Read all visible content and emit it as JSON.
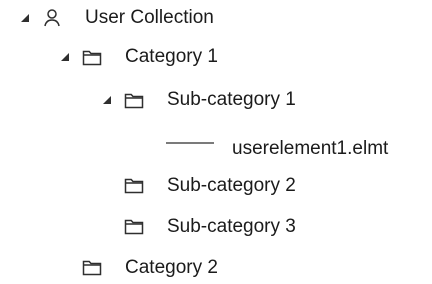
{
  "tree": {
    "root": {
      "label": "User Collection",
      "icon": "user-icon",
      "expanded": true
    },
    "category_1": {
      "label": "Category 1",
      "icon": "folder-icon",
      "expanded": true
    },
    "sub_category_1": {
      "label": "Sub-category 1",
      "icon": "folder-icon",
      "expanded": true
    },
    "element_1": {
      "label": "userelement1.elmt",
      "icon": "file-line-icon"
    },
    "sub_category_2": {
      "label": "Sub-category 2",
      "icon": "folder-icon"
    },
    "sub_category_3": {
      "label": "Sub-category 3",
      "icon": "folder-icon"
    },
    "category_2": {
      "label": "Category 2",
      "icon": "folder-icon"
    }
  },
  "colors": {
    "text": "#1b1b1b",
    "icon_stroke": "#2f2f2f",
    "expander": "#2f2f2f",
    "file_line": "#7b7b7b"
  }
}
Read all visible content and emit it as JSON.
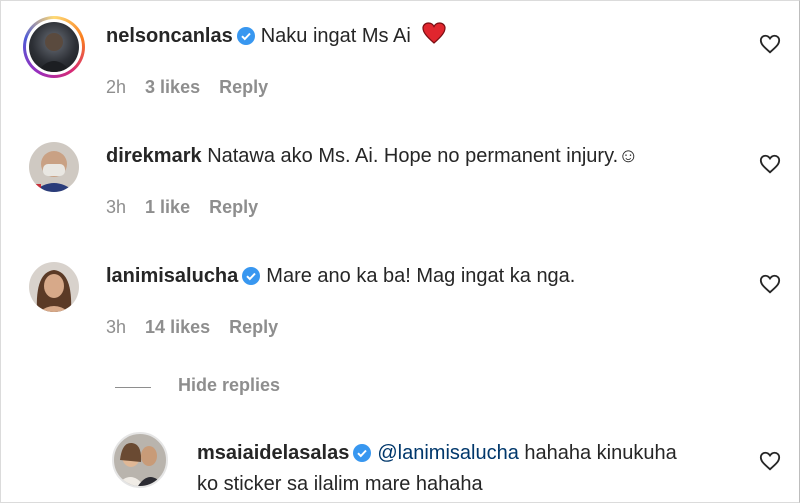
{
  "comments": [
    {
      "username": "nelsoncanlas",
      "verified": true,
      "text": "Naku ingat Ms Ai",
      "emoji": "heart",
      "time": "2h",
      "likes": "3 likes",
      "reply": "Reply"
    },
    {
      "username": "direkmark",
      "verified": false,
      "text": "Natawa ako Ms. Ai. Hope no permanent injury.☺",
      "time": "3h",
      "likes": "1 like",
      "reply": "Reply"
    },
    {
      "username": "lanimisalucha",
      "verified": true,
      "text": "Mare ano ka ba! Mag ingat ka nga.",
      "time": "3h",
      "likes": "14 likes",
      "reply": "Reply"
    }
  ],
  "hide_replies": "Hide replies",
  "reply_comment": {
    "username": "msaiaidelasalas",
    "verified": true,
    "mention": "@lanimisalucha",
    "text_line1": "hahaha kinukuha",
    "text_line2": "ko sticker sa ilalim mare hahaha"
  },
  "colors": {
    "verified_blue": "#3897f0",
    "mention": "#00376b",
    "muted": "#8e8e8e",
    "heart_red": "#ed4956"
  }
}
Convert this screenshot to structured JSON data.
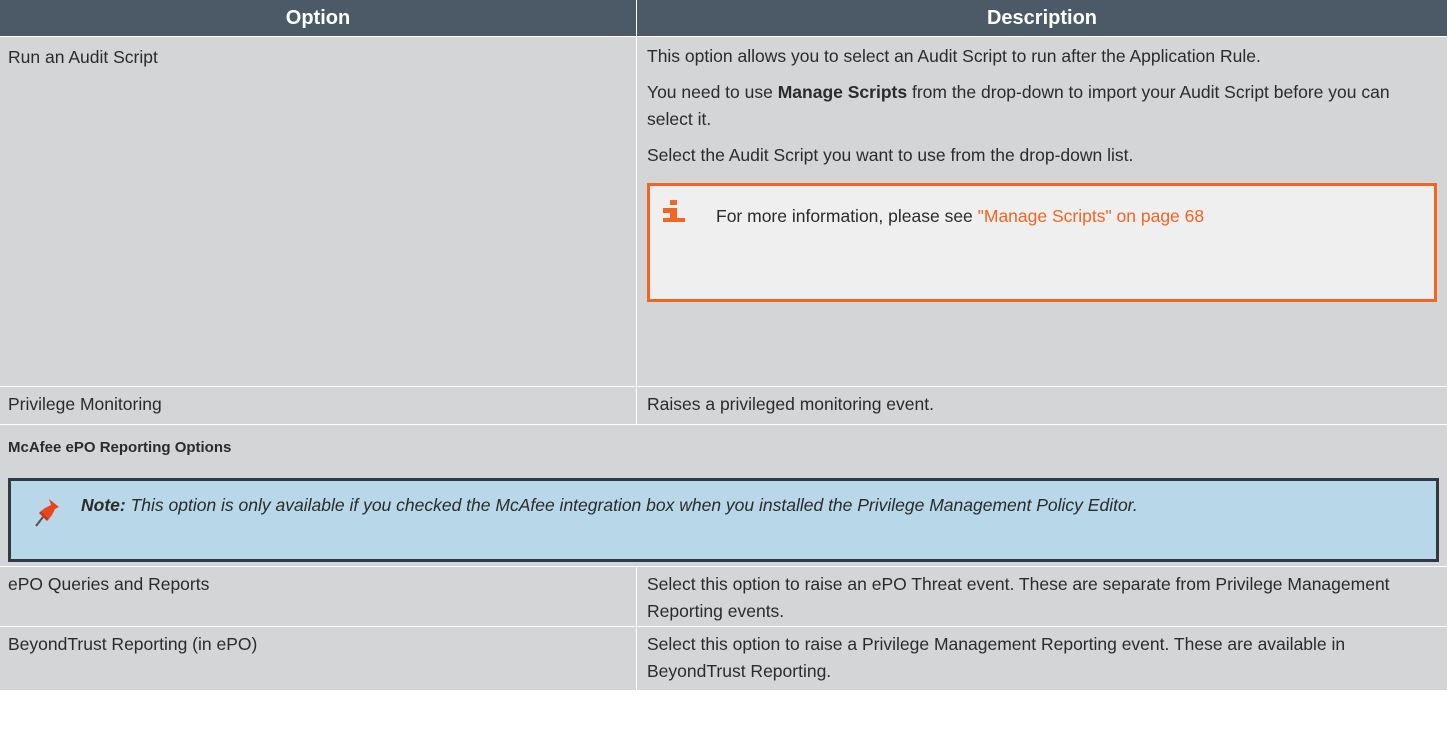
{
  "table": {
    "headers": {
      "option": "Option",
      "description": "Description"
    },
    "rows": [
      {
        "option": "Run an Audit Script",
        "desc_p1": "This option allows you to select an Audit Script to run after the Application Rule.",
        "desc_p2_pre": "You need to use ",
        "desc_p2_bold": "Manage Scripts",
        "desc_p2_post": " from the drop-down to import your Audit Script before you can select it.",
        "desc_p3": "Select the Audit Script you want to use from the drop-down list.",
        "callout": {
          "icon": "info-icon",
          "text_pre": "For more information, please see ",
          "link": "\"Manage Scripts\" on page 68"
        }
      },
      {
        "option": "Privilege Monitoring",
        "description": "Raises a privileged monitoring event."
      },
      {
        "option": "ePO Queries and Reports",
        "description": "Select this option to raise an ePO Threat event. These are separate from Privilege Management Reporting events."
      },
      {
        "option": "BeyondTrust Reporting (in ePO)",
        "description": "Select this option to raise a Privilege Management Reporting event. These are available in BeyondTrust Reporting."
      }
    ],
    "section": {
      "title": "McAfee ePO Reporting Options",
      "note_icon": "pushpin-icon",
      "note_label": "Note:",
      "note_text": " This option is only available if you checked the McAfee integration box when you installed the Privilege Management Policy Editor."
    }
  },
  "colors": {
    "header_bg": "#4b5a66",
    "row_bg": "#d3d5d6",
    "callout_border": "#f26522",
    "note_bg": "#b8d7e8",
    "note_border": "#2f3a44"
  }
}
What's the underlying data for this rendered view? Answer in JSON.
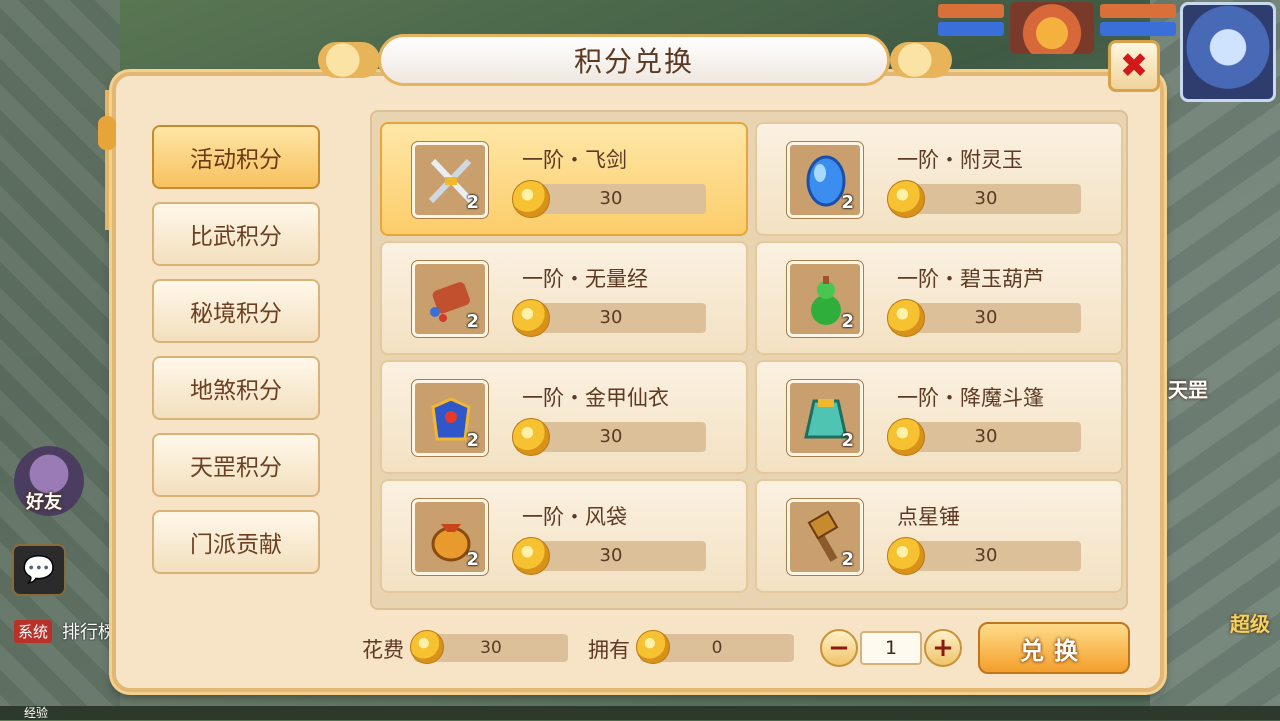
{
  "window": {
    "title": "积分兑换"
  },
  "background": {
    "friend_label": "好友",
    "system_tag": "系统",
    "rank_label": "排行榜",
    "exp_label": "经验",
    "right_text_1": "天罡",
    "right_text_2": "超级"
  },
  "tabs": [
    {
      "label": "活动积分",
      "active": true
    },
    {
      "label": "比武积分",
      "active": false
    },
    {
      "label": "秘境积分",
      "active": false
    },
    {
      "label": "地煞积分",
      "active": false
    },
    {
      "label": "天罡积分",
      "active": false
    },
    {
      "label": "门派贡献",
      "active": false
    }
  ],
  "items": [
    {
      "name": "一阶・飞剑",
      "count": "2",
      "price": "30",
      "icon": "sword-icon",
      "selected": true
    },
    {
      "name": "一阶・附灵玉",
      "count": "2",
      "price": "30",
      "icon": "jade-gem-icon",
      "selected": false
    },
    {
      "name": "一阶・无量经",
      "count": "2",
      "price": "30",
      "icon": "scroll-icon",
      "selected": false
    },
    {
      "name": "一阶・碧玉葫芦",
      "count": "2",
      "price": "30",
      "icon": "gourd-icon",
      "selected": false
    },
    {
      "name": "一阶・金甲仙衣",
      "count": "2",
      "price": "30",
      "icon": "armor-icon",
      "selected": false
    },
    {
      "name": "一阶・降魔斗篷",
      "count": "2",
      "price": "30",
      "icon": "cloak-icon",
      "selected": false
    },
    {
      "name": "一阶・风袋",
      "count": "2",
      "price": "30",
      "icon": "wind-bag-icon",
      "selected": false
    },
    {
      "name": "点星锤",
      "count": "2",
      "price": "30",
      "icon": "hammer-icon",
      "selected": false
    }
  ],
  "footer": {
    "cost_label": "花费",
    "cost_value": "30",
    "own_label": "拥有",
    "own_value": "0",
    "minus": "−",
    "plus": "+",
    "quantity": "1",
    "exchange_label": "兑换"
  },
  "close_symbol": "✖"
}
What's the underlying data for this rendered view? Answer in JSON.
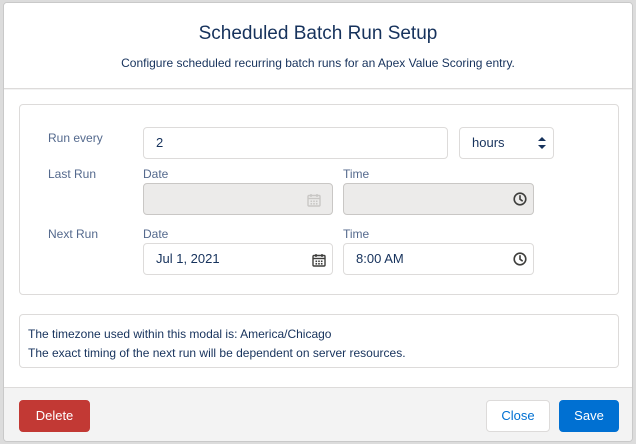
{
  "modal": {
    "title": "Scheduled Batch Run Setup",
    "subtitle": "Configure scheduled recurring batch runs for an Apex Value Scoring entry."
  },
  "form": {
    "run_every_label": "Run every",
    "run_every_value": "2",
    "interval_unit": "hours",
    "last_run_label": "Last Run",
    "last_run_date_label": "Date",
    "last_run_time_label": "Time",
    "last_run_date_value": "",
    "last_run_time_value": "",
    "next_run_label": "Next Run",
    "next_run_date_label": "Date",
    "next_run_time_label": "Time",
    "next_run_date_value": "Jul 1, 2021",
    "next_run_time_value": "8:00 AM"
  },
  "info": {
    "line1": "The timezone used within this modal is: America/Chicago",
    "line2": "The exact timing of the next run will be dependent on server resources."
  },
  "footer": {
    "delete_label": "Delete",
    "close_label": "Close",
    "save_label": "Save"
  },
  "colors": {
    "brand": "#0070d2",
    "destructive": "#c23934",
    "heading": "#16325c"
  },
  "icons": [
    "calendar-icon",
    "clock-icon",
    "sort-arrows-icon"
  ]
}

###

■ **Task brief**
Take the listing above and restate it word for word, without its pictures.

■ **Exercise solution**
Read all visible content and emit it as JSON.
{
  "tree": {
    "root": {
      "label": "User Collection",
      "icon": "user-icon",
      "expanded": true
    },
    "category_1": {
      "label": "Category 1",
      "icon": "folder-icon",
      "expanded": true
    },
    "sub_category_1": {
      "label": "Sub-category 1",
      "icon": "folder-icon",
      "expanded": true
    },
    "element_1": {
      "label": "userelement1.elmt",
      "icon": "file-line-icon"
    },
    "sub_category_2": {
      "label": "Sub-category 2",
      "icon": "folder-icon"
    },
    "sub_category_3": {
      "label": "Sub-category 3",
      "icon": "folder-icon"
    },
    "category_2": {
      "label": "Category 2",
      "icon": "folder-icon"
    }
  },
  "colors": {
    "text": "#1b1b1b",
    "icon_stroke": "#2f2f2f",
    "expander": "#2f2f2f",
    "file_line": "#7b7b7b"
  }
}
Read all visible content and emit it as JSON.
{
  "comments": [
    {
      "username": "nelsoncanlas",
      "verified": true,
      "text": "Naku ingat Ms Ai",
      "emoji": "heart",
      "time": "2h",
      "likes": "3 likes",
      "reply": "Reply"
    },
    {
      "username": "direkmark",
      "verified": false,
      "text": "Natawa ako Ms. Ai. Hope no permanent injury.☺",
      "time": "3h",
      "likes": "1 like",
      "reply": "Reply"
    },
    {
      "username": "lanimisalucha",
      "verified": true,
      "text": "Mare ano ka ba! Mag ingat ka nga.",
      "time": "3h",
      "likes": "14 likes",
      "reply": "Reply"
    }
  ],
  "hide_replies": "Hide replies",
  "reply_comment": {
    "username": "msaiaidelasalas",
    "verified": true,
    "mention": "@lanimisalucha",
    "text_line1": "hahaha kinukuha",
    "text_line2": "ko sticker sa ilalim mare hahaha"
  },
  "colors": {
    "verified_blue": "#3897f0",
    "mention": "#00376b",
    "muted": "#8e8e8e",
    "heart_red": "#ed4956"
  }
}
Convert this screenshot to structured JSON data.
{
  "table": {
    "headers": {
      "option": "Option",
      "description": "Description"
    },
    "rows": [
      {
        "option": "Run an Audit Script",
        "desc_p1": "This option allows you to select an Audit Script to run after the Application Rule.",
        "desc_p2_pre": "You need to use ",
        "desc_p2_bold": "Manage Scripts",
        "desc_p2_post": " from the drop-down to import your Audit Script before you can select it.",
        "desc_p3": "Select the Audit Script you want to use from the drop-down list.",
        "callout": {
          "icon": "info-icon",
          "text_pre": "For more information, please see ",
          "link": "\"Manage Scripts\" on page 68"
        }
      },
      {
        "option": "Privilege Monitoring",
        "description": "Raises a privileged monitoring event."
      },
      {
        "option": "ePO Queries and Reports",
        "description": "Select this option to raise an ePO Threat event. These are separate from Privilege Management Reporting events."
      },
      {
        "option": "BeyondTrust Reporting (in ePO)",
        "description": "Select this option to raise a Privilege Management Reporting event. These are available in BeyondTrust Reporting."
      }
    ],
    "section": {
      "title": "McAfee ePO Reporting Options",
      "note_icon": "pushpin-icon",
      "note_label": "Note:",
      "note_text": " This option is only available if you checked the McAfee integration box when you installed the Privilege Management Policy Editor."
    }
  },
  "colors": {
    "header_bg": "#4b5a66",
    "row_bg": "#d3d5d6",
    "callout_border": "#f26522",
    "note_bg": "#b8d7e8",
    "note_border": "#2f3a44"
  }
}
What's the underlying data for this rendered view? Answer in JSON.
{
  "window": {
    "title": "积分兑换"
  },
  "background": {
    "friend_label": "好友",
    "system_tag": "系统",
    "rank_label": "排行榜",
    "exp_label": "经验",
    "right_text_1": "天罡",
    "right_text_2": "超级"
  },
  "tabs": [
    {
      "label": "活动积分",
      "active": true
    },
    {
      "label": "比武积分",
      "active": false
    },
    {
      "label": "秘境积分",
      "active": false
    },
    {
      "label": "地煞积分",
      "active": false
    },
    {
      "label": "天罡积分",
      "active": false
    },
    {
      "label": "门派贡献",
      "active": false
    }
  ],
  "items": [
    {
      "name": "一阶・飞剑",
      "count": "2",
      "price": "30",
      "icon": "sword-icon",
      "selected": true
    },
    {
      "name": "一阶・附灵玉",
      "count": "2",
      "price": "30",
      "icon": "jade-gem-icon",
      "selected": false
    },
    {
      "name": "一阶・无量经",
      "count": "2",
      "price": "30",
      "icon": "scroll-icon",
      "selected": false
    },
    {
      "name": "一阶・碧玉葫芦",
      "count": "2",
      "price": "30",
      "icon": "gourd-icon",
      "selected": false
    },
    {
      "name": "一阶・金甲仙衣",
      "count": "2",
      "price": "30",
      "icon": "armor-icon",
      "selected": false
    },
    {
      "name": "一阶・降魔斗篷",
      "count": "2",
      "price": "30",
      "icon": "cloak-icon",
      "selected": false
    },
    {
      "name": "一阶・风袋",
      "count": "2",
      "price": "30",
      "icon": "wind-bag-icon",
      "selected": false
    },
    {
      "name": "点星锤",
      "count": "2",
      "price": "30",
      "icon": "hammer-icon",
      "selected": false
    }
  ],
  "footer": {
    "cost_label": "花费",
    "cost_value": "30",
    "own_label": "拥有",
    "own_value": "0",
    "minus": "−",
    "plus": "+",
    "quantity": "1",
    "exchange_label": "兑换"
  },
  "close_symbol": "✖"
}
What's the underlying data for this rendered view? Answer in JSON.
{
  "modal": {
    "title": "Scheduled Batch Run Setup",
    "subtitle": "Configure scheduled recurring batch runs for an Apex Value Scoring entry."
  },
  "form": {
    "run_every_label": "Run every",
    "run_every_value": "2",
    "interval_unit": "hours",
    "last_run_label": "Last Run",
    "last_run_date_label": "Date",
    "last_run_time_label": "Time",
    "last_run_date_value": "",
    "last_run_time_value": "",
    "next_run_label": "Next Run",
    "next_run_date_label": "Date",
    "next_run_time_label": "Time",
    "next_run_date_value": "Jul 1, 2021",
    "next_run_time_value": "8:00 AM"
  },
  "info": {
    "line1": "The timezone used within this modal is: America/Chicago",
    "line2": "The exact timing of the next run will be dependent on server resources."
  },
  "footer": {
    "delete_label": "Delete",
    "close_label": "Close",
    "save_label": "Save"
  },
  "colors": {
    "brand": "#0070d2",
    "destructive": "#c23934",
    "heading": "#16325c"
  },
  "icons": [
    "calendar-icon",
    "clock-icon",
    "sort-arrows-icon"
  ]
}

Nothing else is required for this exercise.